Computer Science Location: Olssen Hall Room 104
Add to Calendar 2019-12-03T09:00:00 2019-12-03T09:00:00 America/New_York Master's Thesis Defense Presentation by Hyun Jae Cho Title: Towards Automated Safety Coverage and Testing for Autonomous Vehicles Abstract: Olssen Hall Room 104

Title: Towards Automated Safety Coverage and Testing for Autonomous Vehicles


The kind of closed-loop verification likely to be required for autonomous vehicle (AV) safety testing is beyond the reach of traditional test methodologies and discrete verification. Validation puts the autonomous vehicle system to the test in scenarios or situations that the system would likely encounter in everyday driving after its release. These scenarios can either be controlled directly in a physical (closed-course proving ground) or virtual (simulation of predefined scenarios) environment, or they can arise spontaneously during operation in the real world (open-road testing or simulation of randomly generated scenarios).
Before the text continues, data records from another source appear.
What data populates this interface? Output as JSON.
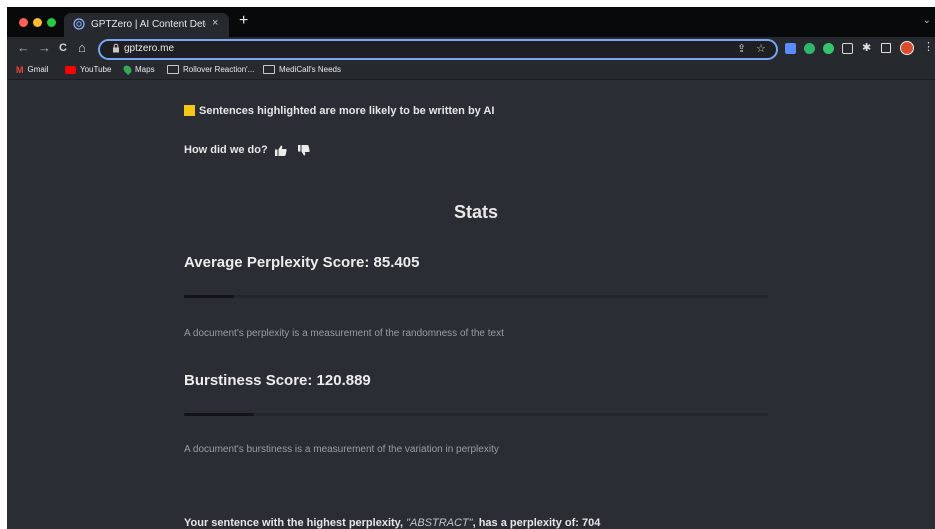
{
  "browser": {
    "tab_title": "GPTZero | AI Content Detector",
    "tab_close": "×",
    "new_tab": "+",
    "url": "gptzero.me",
    "nav": {
      "back": "←",
      "forward": "→",
      "reload": "C",
      "home": "⌂"
    },
    "window_menu_chevron": "⌄",
    "extensions": [
      {
        "name": "extension-1-icon",
        "color": "#5a8cff"
      },
      {
        "name": "extension-2-icon",
        "color": "#2fb86b"
      },
      {
        "name": "extension-3-icon",
        "color": "#35c36e"
      },
      {
        "name": "extension-4-icon",
        "color": "#d8d8d8"
      },
      {
        "name": "puzzle-icon",
        "color": "#e0e0e0"
      },
      {
        "name": "sidepanel-icon",
        "color": "#e0e0e0"
      },
      {
        "name": "avatar",
        "color": "#d94c2f"
      }
    ]
  },
  "bookmarks": [
    {
      "label": "Gmail",
      "icon": "gmail-icon"
    },
    {
      "label": "YouTube",
      "icon": "youtube-icon"
    },
    {
      "label": "Maps",
      "icon": "maps-icon"
    },
    {
      "label": "Rollover Reaction'...",
      "icon": "folder-icon"
    },
    {
      "label": "MediCall's Needs",
      "icon": "folder-icon"
    }
  ],
  "page": {
    "highlight_legend": "Sentences highlighted are more likely to be written by AI",
    "feedback_prompt": "How did we do?",
    "stats_title": "Stats",
    "perplexity": {
      "label": "Average Perplexity Score: 85.405",
      "bar_fraction": 0.085,
      "description": "A document's perplexity is a measurement of the randomness of the text"
    },
    "burstiness": {
      "label": "Burstiness Score: 120.889",
      "bar_fraction": 0.12,
      "description": "A document's burstiness is a measurement of the variation in perplexity"
    },
    "highest": {
      "prefix": "Your sentence with the highest perplexity, ",
      "sentence": "\"ABSTRACT\"",
      "suffix": ", has a perplexity of: 704"
    }
  },
  "colors": {
    "page_bg": "#2a2d33",
    "highlight": "#f5c518",
    "omnibox_focus": "#7aa5f5"
  }
}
In AV testing, simulation serves primarily two purposes: to assist the development of a robust autonomous vehicle and to test and validate the AV before release. A challenge arises from the sheer number of scenario variations that can be constructed from each of the above sources due to the high number of variables involved (most of which are continuous). Even with continuous variables discretized, the possible number of combinations becomes practically infeasible to test. To overcome this challenge we propose using reinforcement learning (RL) to generate failure examples and unexpected traffic situations for the AV software implementation. Although reinforcement learning algorithms have achieved notable results in games and some robotic manipulations, this technique has not been widely scaled up to the more challenging real world applications like autonomous driving.
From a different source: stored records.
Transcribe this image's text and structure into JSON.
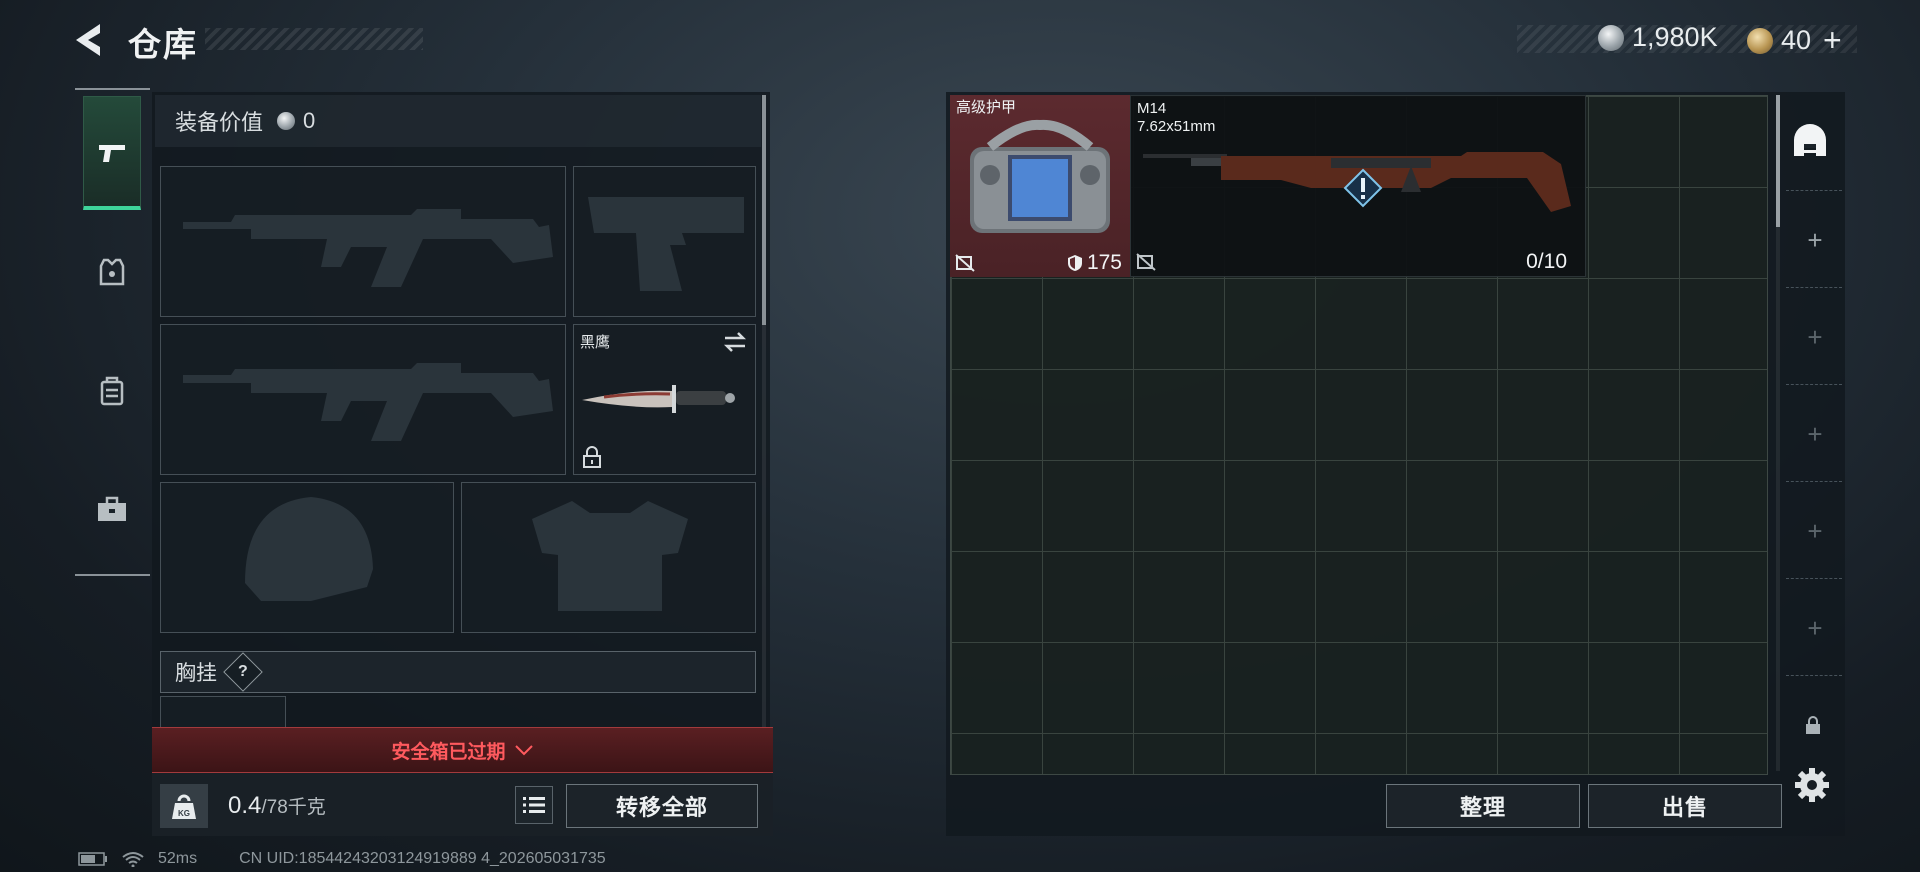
{
  "header": {
    "title": "仓库"
  },
  "currency": [
    {
      "icon": "silver-coin-icon",
      "amount": "1,980K"
    },
    {
      "icon": "gold-coin-icon",
      "amount": "40",
      "suffix": "+"
    }
  ],
  "loadout": {
    "equipment_value_label": "装备价值",
    "equipment_value": "0",
    "knife_name": "黑鹰",
    "chest_rig_label": "胸挂",
    "chest_rig_help": "?",
    "safebox_status": "安全箱已过期",
    "weight_current": "0.4",
    "weight_max": "/78千克",
    "transfer_all_label": "转移全部"
  },
  "storage": {
    "items": [
      {
        "name": "高级护甲",
        "value": "175"
      },
      {
        "name": "M14",
        "caliber": "7.62x51mm",
        "value": "0/10"
      }
    ],
    "sort_label": "整理",
    "sell_label": "出售"
  },
  "status_bar": {
    "ping": "52ms",
    "uid": "CN UID:18544243203124919889 4_202605031735"
  },
  "colors": {
    "accent_green": "#3ed49a",
    "armor_bg": "#5c2a2f",
    "alert_red": "#ff5a5e"
  }
}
  • Sebastian Elbaum (Chair)
  • Madhur Behl (Advisor)
  • Matthew Dwyer